Steve Jobs once famously said: “Some people think design means how it looks. But of course, if you dig deeper, it's really how it works.” Evidently, the company he established, Apple, worked (and still does) on this basic principle.
When design is an essential part of the business’ overall strategy, innovation becomes a natural next step. Companies that have understood the importance of design, be it Apple, Coca-Cola, IBM or Nike, have consistently outperformed competitors and stayed ahead in the innovation game.
Graphic design at the core
Perhaps because of the remarkable success of these design-led companies, organisations world over have woken up to the necessity of having a rock-solid design strategy in place. They now want to learn how to apply the principles of design both to the product/service and to the workplace. Simply put, organisations are beginning to think like designers and that cannot be anything but good news. In fact, many admit today that design thinking is at the very core of an effective business strategy and innovation development.
Experts believe design-thinking companies are usually more willing to engage; they are open to change and redesign and thus pioneer innovation. It is this ability that gives them a competitive edge.
What is design thinking?
Ultimately, design thinking can be applied anywhere -- to systems, protocols, customer experiences and even in management.

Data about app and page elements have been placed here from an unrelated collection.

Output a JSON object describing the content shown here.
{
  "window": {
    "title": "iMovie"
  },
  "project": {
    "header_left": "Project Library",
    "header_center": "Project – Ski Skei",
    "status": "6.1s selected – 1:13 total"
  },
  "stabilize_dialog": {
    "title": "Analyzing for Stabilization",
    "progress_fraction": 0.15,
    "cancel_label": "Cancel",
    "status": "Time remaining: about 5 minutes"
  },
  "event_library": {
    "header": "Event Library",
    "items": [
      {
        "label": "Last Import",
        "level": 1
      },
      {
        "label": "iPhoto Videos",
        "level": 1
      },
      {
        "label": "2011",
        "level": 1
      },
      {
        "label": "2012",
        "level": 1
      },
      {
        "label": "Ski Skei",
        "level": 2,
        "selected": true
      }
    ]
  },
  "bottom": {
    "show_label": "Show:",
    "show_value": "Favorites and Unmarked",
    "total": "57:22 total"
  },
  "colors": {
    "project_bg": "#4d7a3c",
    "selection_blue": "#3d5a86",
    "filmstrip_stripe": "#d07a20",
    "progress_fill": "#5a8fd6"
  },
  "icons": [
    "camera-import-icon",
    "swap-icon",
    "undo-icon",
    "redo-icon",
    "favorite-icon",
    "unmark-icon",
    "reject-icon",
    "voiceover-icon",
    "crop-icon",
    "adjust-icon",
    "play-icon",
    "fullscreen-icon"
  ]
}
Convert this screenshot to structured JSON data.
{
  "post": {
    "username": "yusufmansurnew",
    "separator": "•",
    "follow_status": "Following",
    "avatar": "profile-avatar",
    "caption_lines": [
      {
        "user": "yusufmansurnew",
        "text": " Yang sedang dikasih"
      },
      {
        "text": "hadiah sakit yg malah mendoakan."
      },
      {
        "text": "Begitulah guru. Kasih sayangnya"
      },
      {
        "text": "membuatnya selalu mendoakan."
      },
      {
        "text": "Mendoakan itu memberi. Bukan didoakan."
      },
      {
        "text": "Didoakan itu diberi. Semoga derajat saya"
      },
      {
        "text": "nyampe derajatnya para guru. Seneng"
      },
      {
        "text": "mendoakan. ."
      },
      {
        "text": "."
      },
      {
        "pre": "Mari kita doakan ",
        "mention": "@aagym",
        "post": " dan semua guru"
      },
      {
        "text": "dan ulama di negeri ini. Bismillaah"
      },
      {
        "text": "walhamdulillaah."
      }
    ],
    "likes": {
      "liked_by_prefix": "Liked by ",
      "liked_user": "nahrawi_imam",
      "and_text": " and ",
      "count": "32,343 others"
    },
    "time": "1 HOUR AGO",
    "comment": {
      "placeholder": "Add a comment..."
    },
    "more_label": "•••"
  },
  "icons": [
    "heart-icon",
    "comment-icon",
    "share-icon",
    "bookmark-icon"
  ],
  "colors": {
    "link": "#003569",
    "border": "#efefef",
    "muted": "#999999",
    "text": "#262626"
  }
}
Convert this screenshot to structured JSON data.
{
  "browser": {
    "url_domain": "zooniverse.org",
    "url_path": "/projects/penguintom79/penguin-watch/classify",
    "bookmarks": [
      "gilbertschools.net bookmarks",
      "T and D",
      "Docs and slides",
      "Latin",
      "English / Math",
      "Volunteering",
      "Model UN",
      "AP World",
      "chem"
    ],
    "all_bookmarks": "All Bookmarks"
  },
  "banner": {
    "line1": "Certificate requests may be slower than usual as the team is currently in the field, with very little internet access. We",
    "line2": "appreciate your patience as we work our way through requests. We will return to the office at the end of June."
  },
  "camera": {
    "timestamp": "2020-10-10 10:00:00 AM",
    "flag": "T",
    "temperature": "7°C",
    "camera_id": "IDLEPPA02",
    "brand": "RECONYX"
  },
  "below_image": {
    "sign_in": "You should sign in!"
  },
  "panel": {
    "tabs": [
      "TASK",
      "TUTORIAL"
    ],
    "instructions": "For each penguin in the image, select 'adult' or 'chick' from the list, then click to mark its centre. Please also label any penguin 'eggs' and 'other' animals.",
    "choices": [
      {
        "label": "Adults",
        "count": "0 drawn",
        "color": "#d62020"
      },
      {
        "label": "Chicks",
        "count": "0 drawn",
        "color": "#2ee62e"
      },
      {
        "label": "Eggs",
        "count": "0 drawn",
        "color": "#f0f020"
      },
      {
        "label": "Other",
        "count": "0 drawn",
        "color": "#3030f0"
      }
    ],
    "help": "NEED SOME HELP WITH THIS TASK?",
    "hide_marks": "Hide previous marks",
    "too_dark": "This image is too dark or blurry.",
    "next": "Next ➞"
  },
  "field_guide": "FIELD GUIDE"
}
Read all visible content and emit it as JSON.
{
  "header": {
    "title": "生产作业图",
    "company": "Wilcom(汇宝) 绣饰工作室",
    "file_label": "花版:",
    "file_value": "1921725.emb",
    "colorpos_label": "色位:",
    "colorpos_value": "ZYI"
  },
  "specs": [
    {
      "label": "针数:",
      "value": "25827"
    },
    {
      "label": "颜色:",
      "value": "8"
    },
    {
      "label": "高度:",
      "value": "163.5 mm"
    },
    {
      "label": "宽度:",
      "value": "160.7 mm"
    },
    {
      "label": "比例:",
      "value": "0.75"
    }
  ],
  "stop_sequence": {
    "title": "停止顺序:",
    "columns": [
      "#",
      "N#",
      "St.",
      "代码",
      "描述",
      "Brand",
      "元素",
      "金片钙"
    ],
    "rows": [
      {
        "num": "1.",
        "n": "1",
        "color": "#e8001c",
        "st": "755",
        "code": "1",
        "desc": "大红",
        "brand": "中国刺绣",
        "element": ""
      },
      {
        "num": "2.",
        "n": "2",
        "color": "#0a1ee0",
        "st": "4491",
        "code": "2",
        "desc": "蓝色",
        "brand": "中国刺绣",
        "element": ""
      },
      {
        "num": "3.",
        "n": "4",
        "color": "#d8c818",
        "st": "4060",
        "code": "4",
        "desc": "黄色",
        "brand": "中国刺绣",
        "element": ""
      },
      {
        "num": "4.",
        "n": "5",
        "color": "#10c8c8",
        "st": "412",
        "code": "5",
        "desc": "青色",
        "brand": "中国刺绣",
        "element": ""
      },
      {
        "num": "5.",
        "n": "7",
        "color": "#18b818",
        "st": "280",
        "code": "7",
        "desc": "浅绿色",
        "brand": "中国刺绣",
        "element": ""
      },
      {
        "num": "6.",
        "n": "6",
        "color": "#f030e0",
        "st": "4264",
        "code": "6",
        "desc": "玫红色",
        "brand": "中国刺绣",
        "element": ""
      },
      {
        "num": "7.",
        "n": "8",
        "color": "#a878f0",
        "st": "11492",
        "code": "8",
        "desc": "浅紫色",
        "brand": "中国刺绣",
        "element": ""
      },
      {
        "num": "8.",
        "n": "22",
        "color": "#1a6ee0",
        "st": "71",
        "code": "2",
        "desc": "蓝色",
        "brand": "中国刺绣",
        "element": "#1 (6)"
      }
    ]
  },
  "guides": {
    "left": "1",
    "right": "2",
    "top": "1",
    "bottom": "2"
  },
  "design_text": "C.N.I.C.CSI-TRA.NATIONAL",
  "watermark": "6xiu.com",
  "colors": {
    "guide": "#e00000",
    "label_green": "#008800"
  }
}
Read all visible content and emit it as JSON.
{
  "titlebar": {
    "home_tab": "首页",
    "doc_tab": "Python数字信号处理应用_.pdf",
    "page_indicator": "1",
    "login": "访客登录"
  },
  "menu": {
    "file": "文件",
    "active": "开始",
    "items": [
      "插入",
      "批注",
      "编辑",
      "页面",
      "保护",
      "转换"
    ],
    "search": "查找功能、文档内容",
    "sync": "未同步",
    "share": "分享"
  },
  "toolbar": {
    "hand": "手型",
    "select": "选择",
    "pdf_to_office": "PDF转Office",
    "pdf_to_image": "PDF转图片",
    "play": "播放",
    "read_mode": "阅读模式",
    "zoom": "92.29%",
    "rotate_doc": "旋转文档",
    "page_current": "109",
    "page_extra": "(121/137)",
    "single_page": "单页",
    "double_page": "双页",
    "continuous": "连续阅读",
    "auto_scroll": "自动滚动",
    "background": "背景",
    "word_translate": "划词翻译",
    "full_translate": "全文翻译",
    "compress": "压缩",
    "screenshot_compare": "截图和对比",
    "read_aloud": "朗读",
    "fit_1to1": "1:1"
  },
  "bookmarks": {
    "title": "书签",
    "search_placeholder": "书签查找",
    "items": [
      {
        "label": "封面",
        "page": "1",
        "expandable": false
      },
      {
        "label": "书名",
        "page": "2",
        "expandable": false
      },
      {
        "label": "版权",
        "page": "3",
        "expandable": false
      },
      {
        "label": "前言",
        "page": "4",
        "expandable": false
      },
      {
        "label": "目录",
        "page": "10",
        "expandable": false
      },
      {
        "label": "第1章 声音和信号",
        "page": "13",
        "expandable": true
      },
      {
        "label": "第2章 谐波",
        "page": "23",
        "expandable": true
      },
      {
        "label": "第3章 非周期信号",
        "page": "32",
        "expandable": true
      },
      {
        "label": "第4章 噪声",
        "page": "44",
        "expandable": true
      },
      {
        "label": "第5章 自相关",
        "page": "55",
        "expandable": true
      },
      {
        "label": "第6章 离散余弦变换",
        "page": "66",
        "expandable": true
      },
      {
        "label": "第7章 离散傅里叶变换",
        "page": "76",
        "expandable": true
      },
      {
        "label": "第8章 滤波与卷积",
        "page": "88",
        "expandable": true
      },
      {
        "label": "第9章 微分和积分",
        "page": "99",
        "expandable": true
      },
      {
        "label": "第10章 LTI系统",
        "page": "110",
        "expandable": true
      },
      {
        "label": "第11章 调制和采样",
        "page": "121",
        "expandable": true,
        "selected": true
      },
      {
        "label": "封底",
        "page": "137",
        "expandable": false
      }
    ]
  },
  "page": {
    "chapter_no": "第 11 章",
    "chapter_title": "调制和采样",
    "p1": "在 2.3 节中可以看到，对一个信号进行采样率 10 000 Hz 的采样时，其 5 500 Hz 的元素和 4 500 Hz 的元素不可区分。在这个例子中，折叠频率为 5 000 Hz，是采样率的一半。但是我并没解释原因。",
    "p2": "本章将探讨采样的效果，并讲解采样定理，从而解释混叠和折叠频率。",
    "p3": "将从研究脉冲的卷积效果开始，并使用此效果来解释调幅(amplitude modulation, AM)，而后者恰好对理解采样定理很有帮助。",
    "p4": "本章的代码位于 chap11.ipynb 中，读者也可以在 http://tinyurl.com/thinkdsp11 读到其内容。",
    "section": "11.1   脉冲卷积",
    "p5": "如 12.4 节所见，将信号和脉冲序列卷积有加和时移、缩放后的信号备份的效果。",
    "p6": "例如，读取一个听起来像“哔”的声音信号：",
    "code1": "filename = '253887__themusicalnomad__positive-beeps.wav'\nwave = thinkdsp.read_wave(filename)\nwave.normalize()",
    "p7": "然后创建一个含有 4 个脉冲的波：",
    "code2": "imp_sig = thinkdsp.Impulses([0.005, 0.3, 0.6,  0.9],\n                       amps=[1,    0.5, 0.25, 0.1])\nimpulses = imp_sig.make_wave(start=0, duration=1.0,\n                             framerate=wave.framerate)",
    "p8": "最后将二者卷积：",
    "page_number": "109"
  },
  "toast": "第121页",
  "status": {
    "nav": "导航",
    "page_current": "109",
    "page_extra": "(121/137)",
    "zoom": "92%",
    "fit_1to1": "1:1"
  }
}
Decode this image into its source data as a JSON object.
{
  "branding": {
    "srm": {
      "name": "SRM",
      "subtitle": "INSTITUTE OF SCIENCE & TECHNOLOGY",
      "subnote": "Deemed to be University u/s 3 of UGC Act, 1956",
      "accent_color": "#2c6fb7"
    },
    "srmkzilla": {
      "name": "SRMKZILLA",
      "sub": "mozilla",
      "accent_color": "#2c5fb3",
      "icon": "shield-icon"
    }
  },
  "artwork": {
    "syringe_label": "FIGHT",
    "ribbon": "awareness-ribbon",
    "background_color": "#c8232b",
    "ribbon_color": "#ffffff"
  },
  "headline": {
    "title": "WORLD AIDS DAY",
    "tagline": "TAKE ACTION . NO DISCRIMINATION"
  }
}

It draws inspiration from every field imaginable -- logic to intuition to human psychology to engineering -- and explores possibilities of creation that will ultimately benefit the end user. It takes up complex issues and matches the designer's sensibility with what is technologically available to create viable business strategies and solutions.
Employing design for innovation
It is not unusual for us to read about new product introductions and how they failed after a while. Often, companies do not realise that products fail simply because of poor design. Product innovation does not come easy. It needs a multi-disciplinary approach that takes into consideration design-centric principles, technical excellence and human emotions.
Experts suggest certain sure-fire ways of using design to improve innovation. These include:
1. Get in all the stakeholders:
At the heart of a good design is acceptability. In today's competitive environment, it is important that every stakeholder, be it the sales teams, marketing teams, packaging suppliers, brand creators or customers, must have a clear understanding of what the design entails and how it will be eventually integrated with business/product.
2. Wholesome design:
Designing is not just about one particular designer's fancy. Nor can be a strict adherence to the CEO's desires. Designing has its own parameters, all of which have to be brought together in a smart and wholesome manner for it to guarantee true innovation.
3. Human-centred innovation
Design thinking is about engaging the customer. In fact, it minimizes the uncertainty that comes with the introduction of new products by bringing out prototypes that the customer can first use and test. Essentially, design thinking relies heavily on customer insights. And indeed, that ought to be the case as human-centred innovation begins with developing an understanding of customers' needs -- both spoken and unspoken.